Join the Change Checker UK CERTIFIED BU Subscription Service and receive the very latest UK King Charles III coins sent to your door without the hassle of placing orders on the day of release!
The Duke of Cambridge, HRH Prince William, is the second in line to the throne and the elder son of The Prince of Wales and Diana, Princess of Wales.
In 2022, the year that marks Prince William’s 40th birthday, The Royal Mint has issued a brand new £5 coin.
Significantly, this is the first ever UK coin to be solely dedicated to The Duke, with a design by engraver, Thomas T. Docherty capturing the prince’s likeness in exquisite detail.
The perfect addition to any royal collection, issued in honour of a much-loved prince and future King, you can now secure your 2022 UK Prince William 40th Birthday £5 and preserve this significant moment in British royal history for generations to come.
Whilst this is the only coin to be solely dedicated to HRH Prince William, he has been commemorated on two previous £5 coins…
2011 Royal Wedding £5
This £5 coin was issued to celebrate the marriage of Prince William and Catherine Middleton on 29th April 2011.
The reverse bears the officially approved portraits of the couple and is only the sixth time in history that a double portrait has appeared on British coinage.
The designer, Mark Richards FRBS, was chosen in an invitation only process and describes his depiction of the couple as ‘a feeling that pervades all the photographs I have seen of the couple together’.
The image is taken from one of their first official engagements together.
2018 Four Generations of Royalty £5
This Four Generations of Royalty £5 coin was highly anticipated since the moment HRH Prince George of Cambridge was born on 22nd July 2013.
This was the first time ever that The Royal Mint had issued a coin that celebrated all four generations of royalty in line to the throne on a single coin.
The reverse features an original design by much-loved calligrapher Timothy Noad, and ornately shows the initials of the current four generations, E, C, W, G, and represents the heritage of the House of Windsor.
Born to be King
The Duke of Cambridge has been second in line to the throne, since his birth in 1982. From a young age, he possessed a desire to undertake charitable activities and projects.
Alongside his efforts in promoting the welfare of those who are serving or who have served their country in the Armed Forces, Prince William’s charitable efforts expand into global affairs.
Protecting the natural environment for future generations is one of Prince William’s key priorities.
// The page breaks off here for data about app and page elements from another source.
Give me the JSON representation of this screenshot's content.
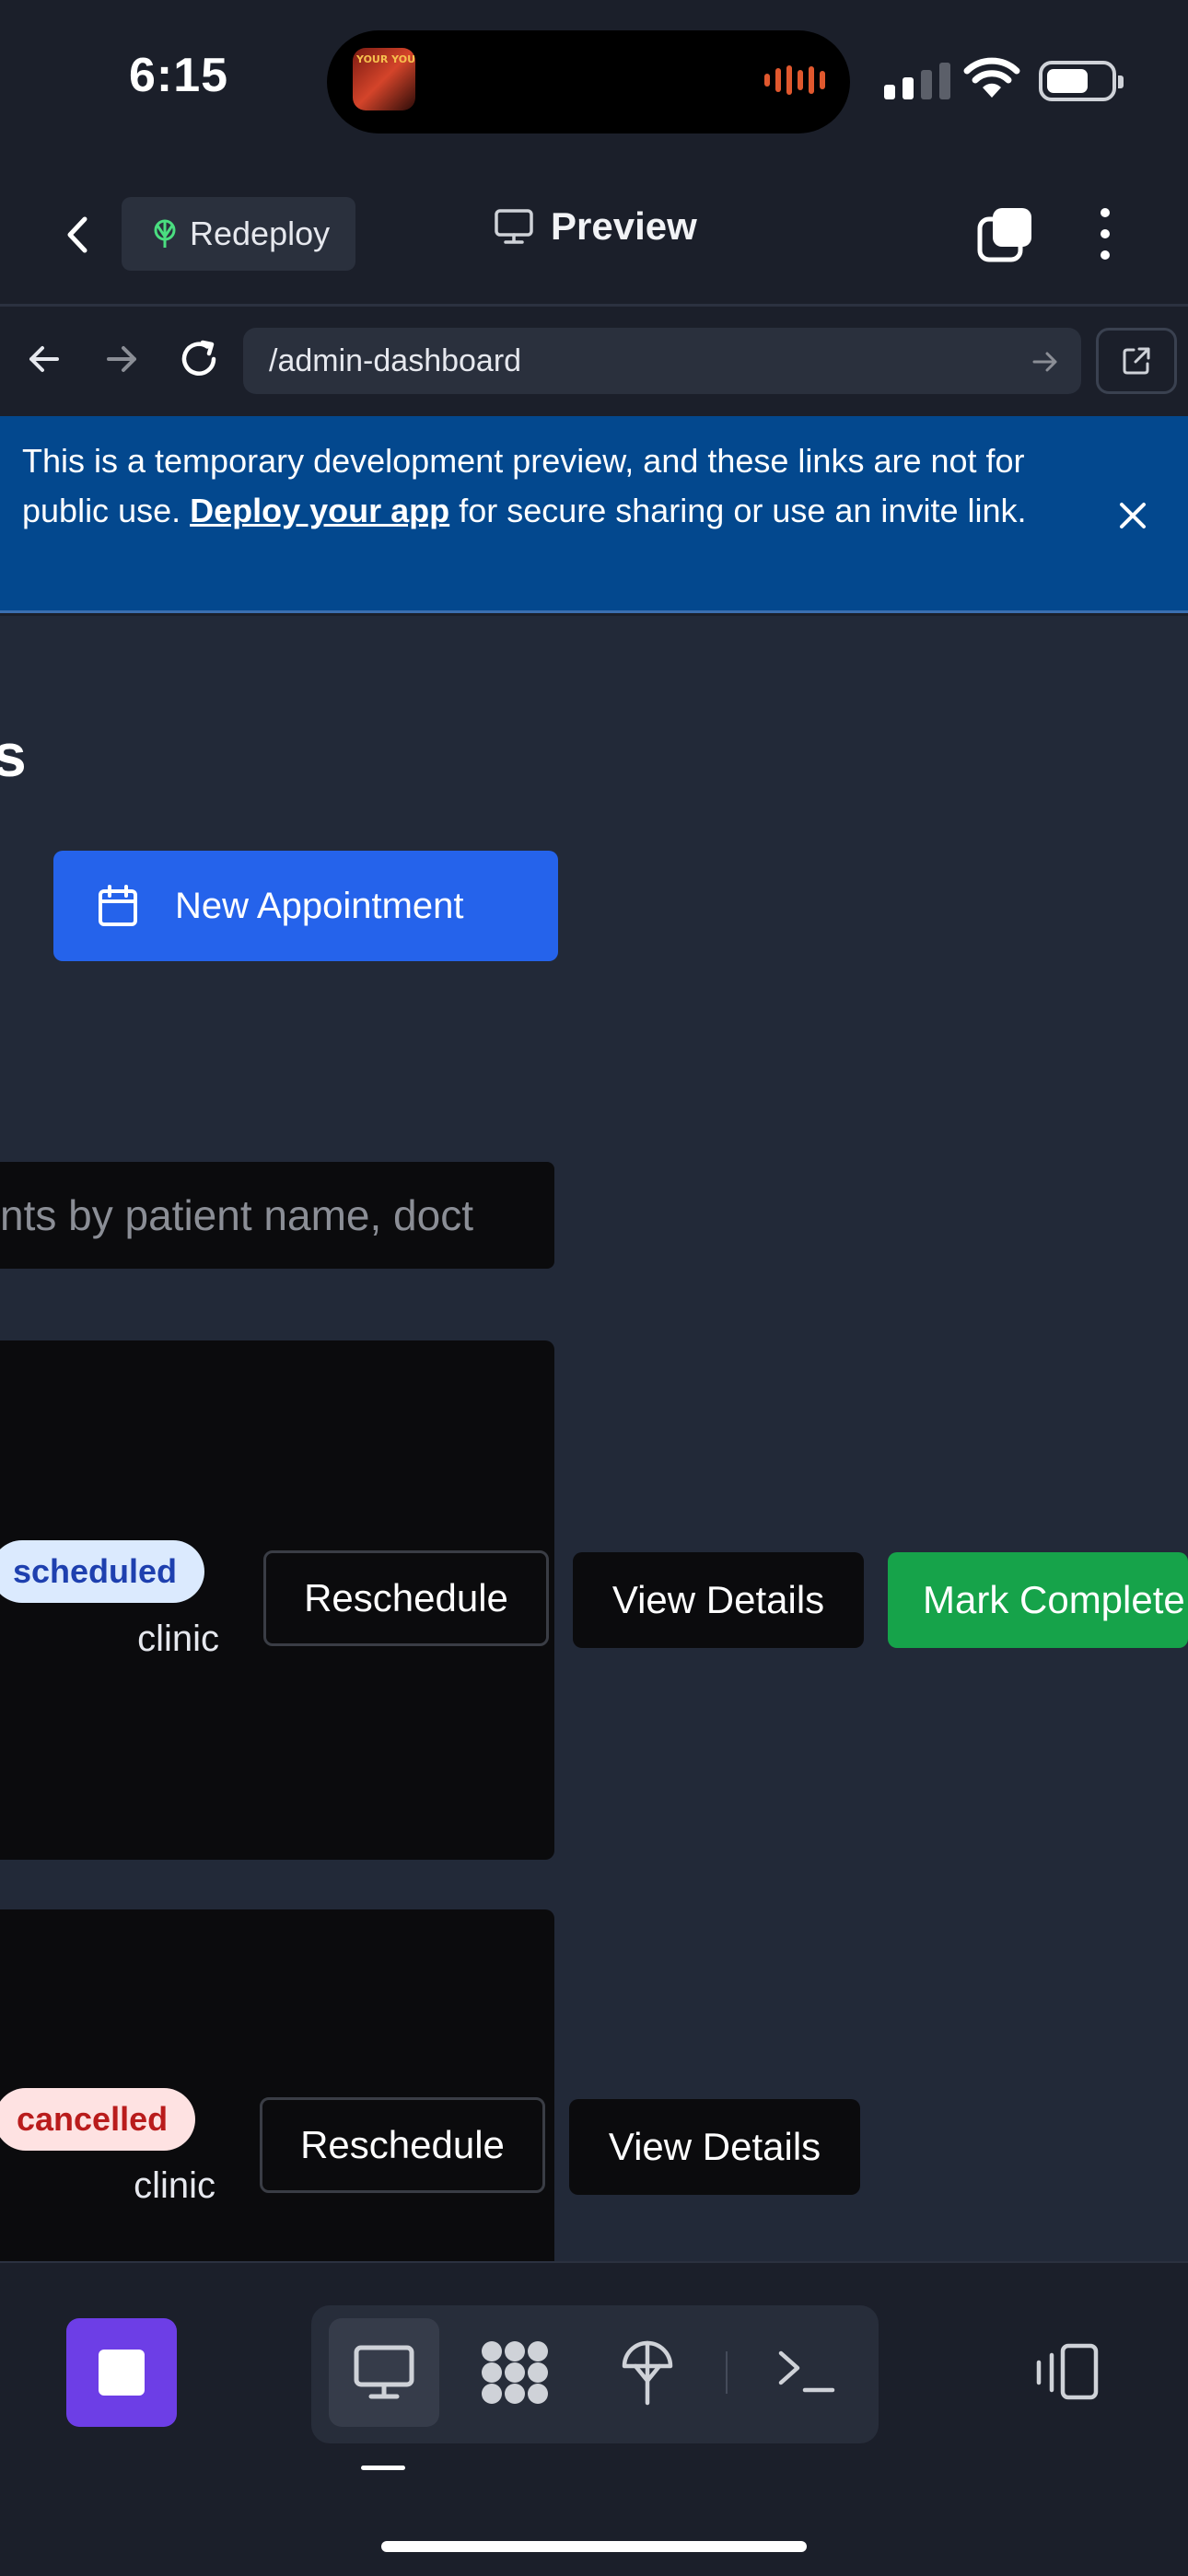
{
  "status": {
    "time": "6:15",
    "album_art_text": "YOUR YOU"
  },
  "topbar": {
    "redeploy_label": "Redeploy",
    "preview_label": "Preview"
  },
  "browser": {
    "url": "/admin-dashboard"
  },
  "banner": {
    "text_before": "This is a temporary development preview, and these links are not for public use.",
    "link_text": "Deploy your app",
    "text_after": "for secure sharing or use an invite link."
  },
  "page": {
    "heading_fragment": "s",
    "new_appointment_label": "New Appointment",
    "search_placeholder": "nts by patient name, doct"
  },
  "appointments": [
    {
      "status": "scheduled",
      "location": "clinic",
      "actions": {
        "reschedule": "Reschedule",
        "view": "View Details",
        "complete": "Mark Complete"
      }
    },
    {
      "status": "cancelled",
      "location": "clinic",
      "actions": {
        "reschedule": "Reschedule",
        "view": "View Details"
      }
    }
  ],
  "colors": {
    "primary": "#2563eb",
    "success": "#16a34a",
    "banner": "#03488e",
    "stop": "#6d3ee6",
    "scheduled_badge_bg": "#dbeafe",
    "cancelled_badge_bg": "#fee2e2"
  },
  "icons": {
    "toolbar": [
      "desktop-icon",
      "apps-icon",
      "deploy-icon",
      "terminal-icon"
    ],
    "device": "devices-icon"
  }
}
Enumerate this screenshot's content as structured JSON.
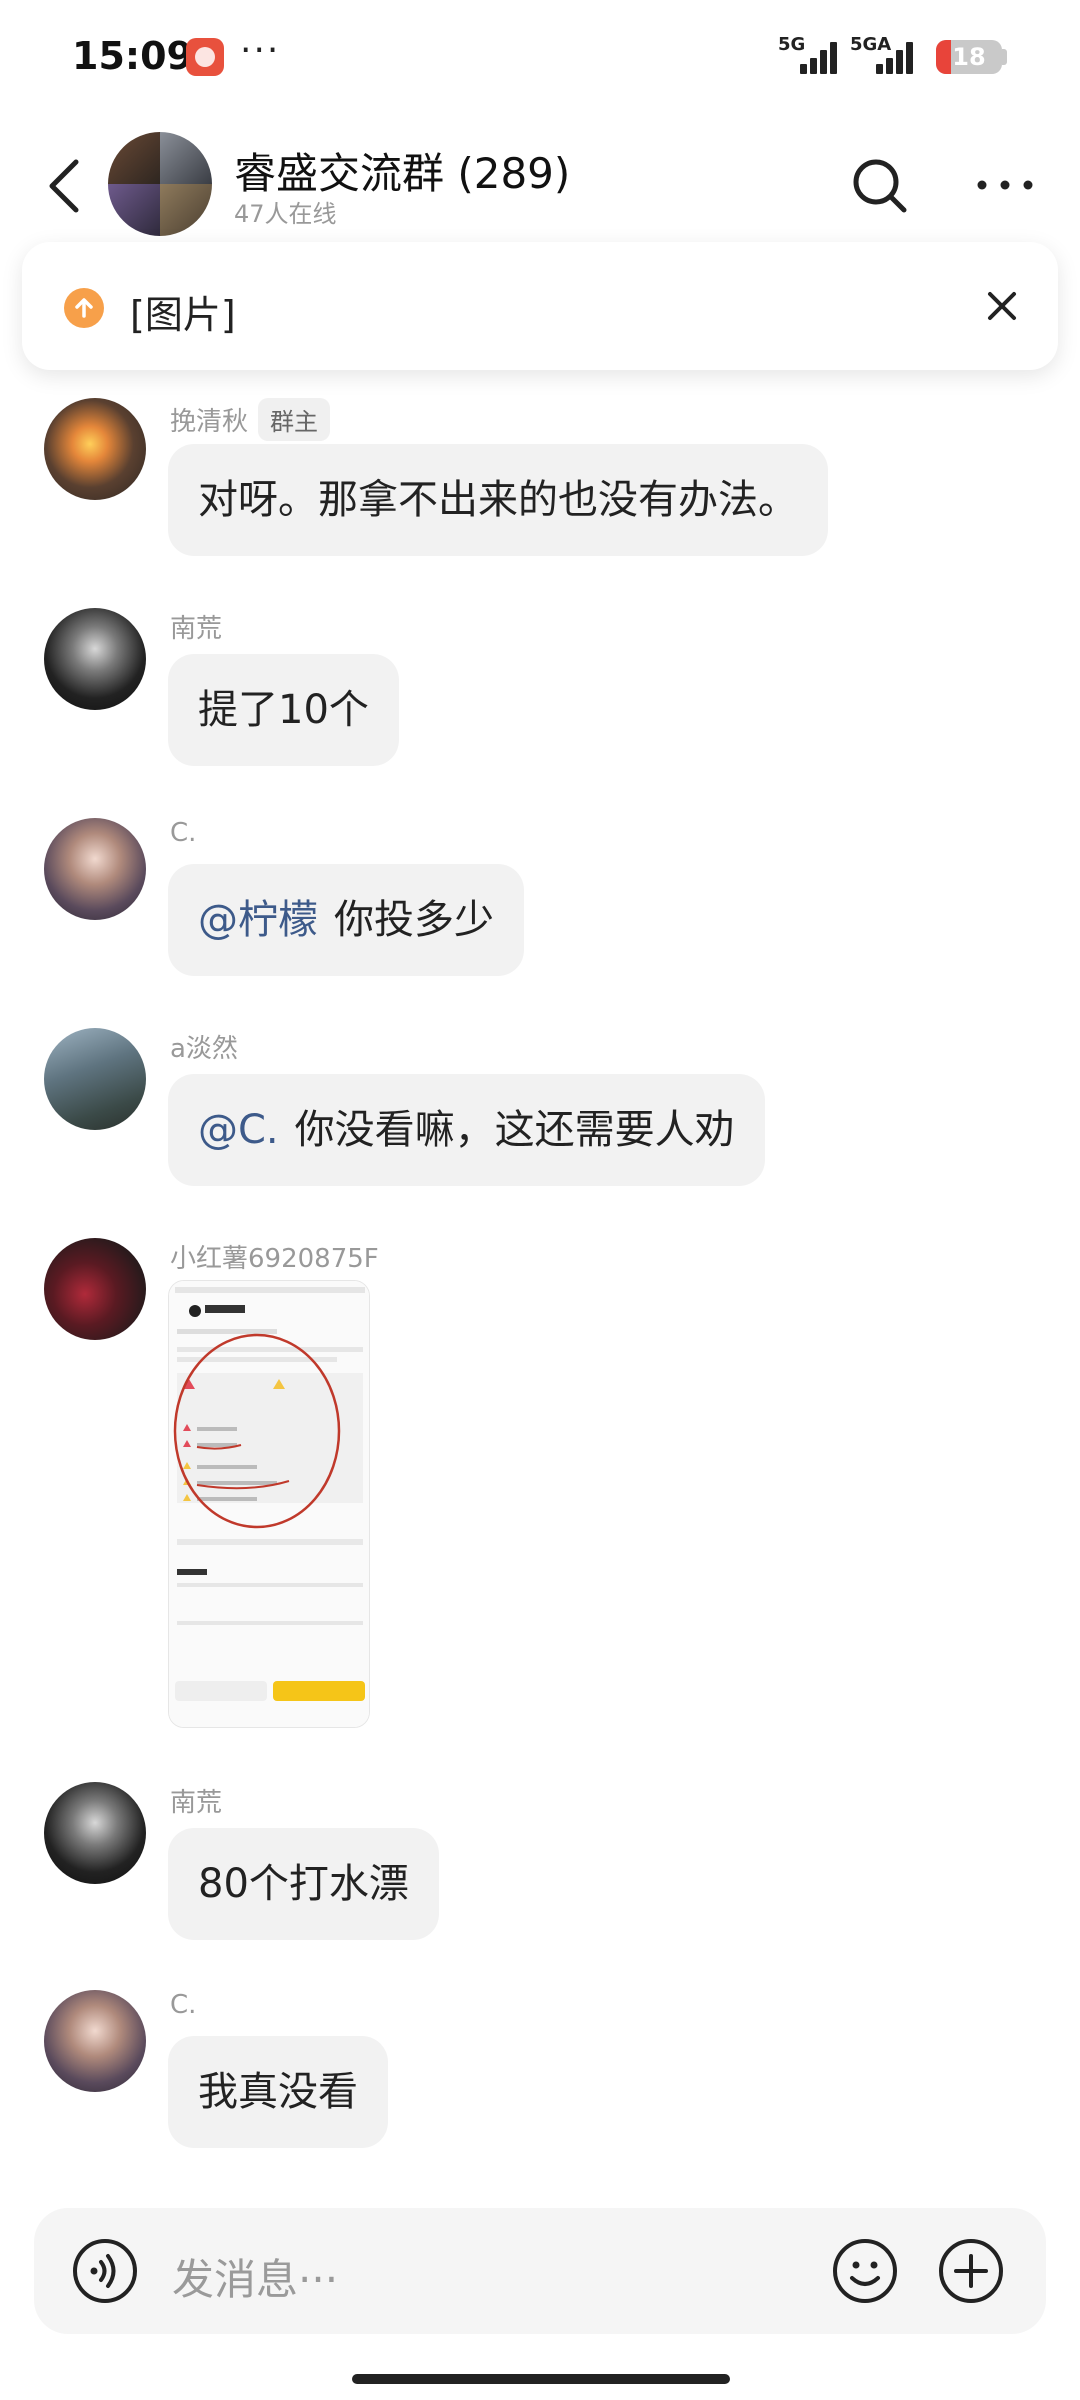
{
  "status_bar": {
    "time": "15:09",
    "app_icon": "red-app-icon",
    "dots": "···",
    "signal1_label": "5G",
    "signal2_label": "5GA",
    "battery": "18"
  },
  "header": {
    "title": "睿盛交流群 (289)",
    "online": "47人在线"
  },
  "pinned": {
    "text": "[图片]"
  },
  "messages": [
    {
      "sender": "挽清秋",
      "badge": "群主",
      "text": "对呀。那拿不出来的也没有办法。"
    },
    {
      "sender": "南荒",
      "text": "提了10个"
    },
    {
      "sender": "C.",
      "mention": "@柠檬",
      "text": "你投多少"
    },
    {
      "sender": "a淡然",
      "mention": "@C.",
      "text": "你没看嘛，这还需要人劝"
    },
    {
      "sender": "小红薯6920875F",
      "type": "image"
    },
    {
      "sender": "南荒",
      "text": "80个打水漂"
    },
    {
      "sender": "C.",
      "text": "我真没看"
    }
  ],
  "input": {
    "placeholder": "发消息···"
  },
  "colors": {
    "bubble": "#f2f2f2",
    "mention": "#3d5a8a",
    "battery_low": "#e8443a",
    "pinned_icon": "#f7a04a"
  }
}
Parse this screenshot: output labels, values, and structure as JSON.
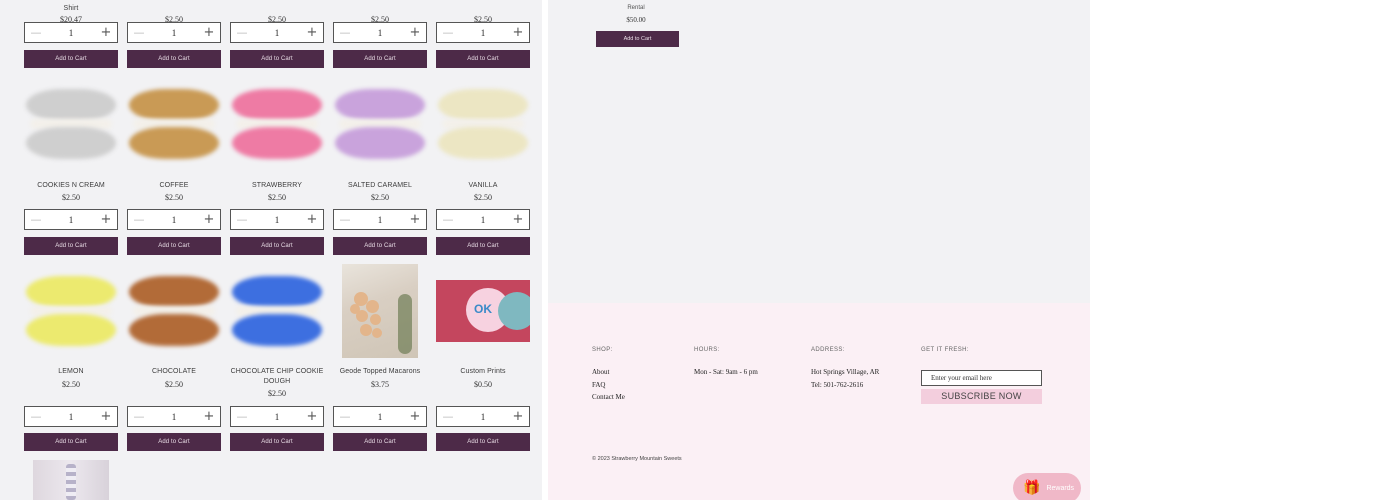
{
  "product_rows": [
    {
      "items": [
        {
          "title": "Shirt",
          "price": "$20.47",
          "qty": "1",
          "cart": "Add to Cart"
        },
        {
          "title": "",
          "price": "$2.50",
          "qty": "1",
          "cart": "Add to Cart"
        },
        {
          "title": "",
          "price": "$2.50",
          "qty": "1",
          "cart": "Add to Cart"
        },
        {
          "title": "",
          "price": "$2.50",
          "qty": "1",
          "cart": "Add to Cart"
        },
        {
          "title": "",
          "price": "$2.50",
          "qty": "1",
          "cart": "Add to Cart"
        }
      ]
    },
    {
      "items": [
        {
          "title": "COOKIES N CREAM",
          "price": "$2.50",
          "qty": "1",
          "cart": "Add to Cart",
          "color": "#cfcfcf"
        },
        {
          "title": "COFFEE",
          "price": "$2.50",
          "qty": "1",
          "cart": "Add to Cart",
          "color": "#c99a55"
        },
        {
          "title": "STRAWBERRY",
          "price": "$2.50",
          "qty": "1",
          "cart": "Add to Cart",
          "color": "#ee7ba4"
        },
        {
          "title": "SALTED CARAMEL",
          "price": "$2.50",
          "qty": "1",
          "cart": "Add to Cart",
          "color": "#c9a3dc"
        },
        {
          "title": "VANILLA",
          "price": "$2.50",
          "qty": "1",
          "cart": "Add to Cart",
          "color": "#ece6c3"
        }
      ]
    },
    {
      "items": [
        {
          "title": "LEMON",
          "price": "$2.50",
          "qty": "1",
          "cart": "Add to Cart",
          "color": "#ecea6f"
        },
        {
          "title": "CHOCOLATE",
          "price": "$2.50",
          "qty": "1",
          "cart": "Add to Cart",
          "color": "#b26b38"
        },
        {
          "title": "CHOCOLATE CHIP COOKIE DOUGH",
          "price": "$2.50",
          "qty": "1",
          "cart": "Add to Cart",
          "color": "#3d6fe0"
        },
        {
          "title": "Geode Topped Macarons",
          "price": "$3.75",
          "qty": "1",
          "cart": "Add to Cart"
        },
        {
          "title": "Custom Prints",
          "price": "$0.50",
          "qty": "1",
          "cart": "Add to Cart"
        }
      ]
    }
  ],
  "rental": {
    "title": "Rental",
    "price": "$50.00",
    "cart": "Add to Cart"
  },
  "footer": {
    "shop_heading": "SHOP:",
    "shop_links": [
      "About",
      "FAQ",
      "Contact Me"
    ],
    "hours_heading": "HOURS:",
    "hours": "Mon - Sat: 9am - 6 pm",
    "address_heading": "ADDRESS:",
    "address": "Hot Springs Village, AR",
    "tel": "Tel: 501-762-2616",
    "fresh_heading": "GET IT FRESH:",
    "email_placeholder": "Enter your email here",
    "subscribe": "SUBSCRIBE NOW",
    "copyright": "© 2023 Strawberry Mountain Sweets",
    "rewards": "Rewards"
  },
  "icons": {
    "minus": "minus-icon",
    "plus": "plus-icon",
    "gift": "gift-icon"
  }
}
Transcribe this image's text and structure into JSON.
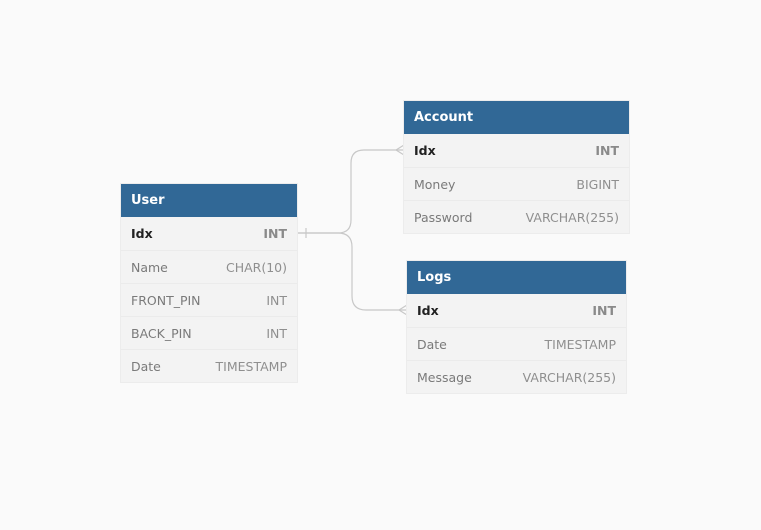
{
  "tables": [
    {
      "id": "user",
      "title": "User",
      "columns": [
        {
          "name": "Idx",
          "type": "INT",
          "pk": true
        },
        {
          "name": "Name",
          "type": "CHAR(10)",
          "pk": false
        },
        {
          "name": "FRONT_PIN",
          "type": "INT",
          "pk": false
        },
        {
          "name": "BACK_PIN",
          "type": "INT",
          "pk": false
        },
        {
          "name": "Date",
          "type": "TIMESTAMP",
          "pk": false
        }
      ]
    },
    {
      "id": "account",
      "title": "Account",
      "columns": [
        {
          "name": "Idx",
          "type": "INT",
          "pk": true
        },
        {
          "name": "Money",
          "type": "BIGINT",
          "pk": false
        },
        {
          "name": "Password",
          "type": "VARCHAR(255)",
          "pk": false
        }
      ]
    },
    {
      "id": "logs",
      "title": "Logs",
      "columns": [
        {
          "name": "Idx",
          "type": "INT",
          "pk": true
        },
        {
          "name": "Date",
          "type": "TIMESTAMP",
          "pk": false
        },
        {
          "name": "Message",
          "type": "VARCHAR(255)",
          "pk": false
        }
      ]
    }
  ],
  "relationships": [
    {
      "from": "user.Idx",
      "to": "account.Idx",
      "from_end": "one",
      "to_end": "many"
    },
    {
      "from": "user.Idx",
      "to": "logs.Idx",
      "from_end": "one",
      "to_end": "many"
    }
  ],
  "colors": {
    "header": "#316896",
    "background": "#fafafa",
    "connector": "#c8c8c8"
  }
}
His Highness supports wildlife conservation initiatives and even led key programmes to end illegal wildlife trafficking on a global scale.
In October 2020, His Royal Highness launched ‘The Earthshot Prize’ designed to incentivise change and help to repair our planet over the next 10 years.
The Duke of Cambridge is also committed to helping children and young people. From convening a new industry-led taskforce to combat online bullying, to publically highlighting youth-engaging programmes, Prince William is dedicated to making a difference in young people’s lives.
In the year that marks HRH Prince William’s 40th birthday, we can celebrate his achievements in raising awareness of these important issues.
Secure the 2022 UK Prince William 40th Birthday £5 coin for your collection!
Secure the 2022 UK Prince William 40th Birthday £5 coin for your collection today for JUST £10.99 (+p&p) by clicking here >>
Your coin has been struck to a Brilliant Uncirculated quality and comes protectively encapsulated in official Change Checker packaging, to preserve the quality of your coin for generations to come.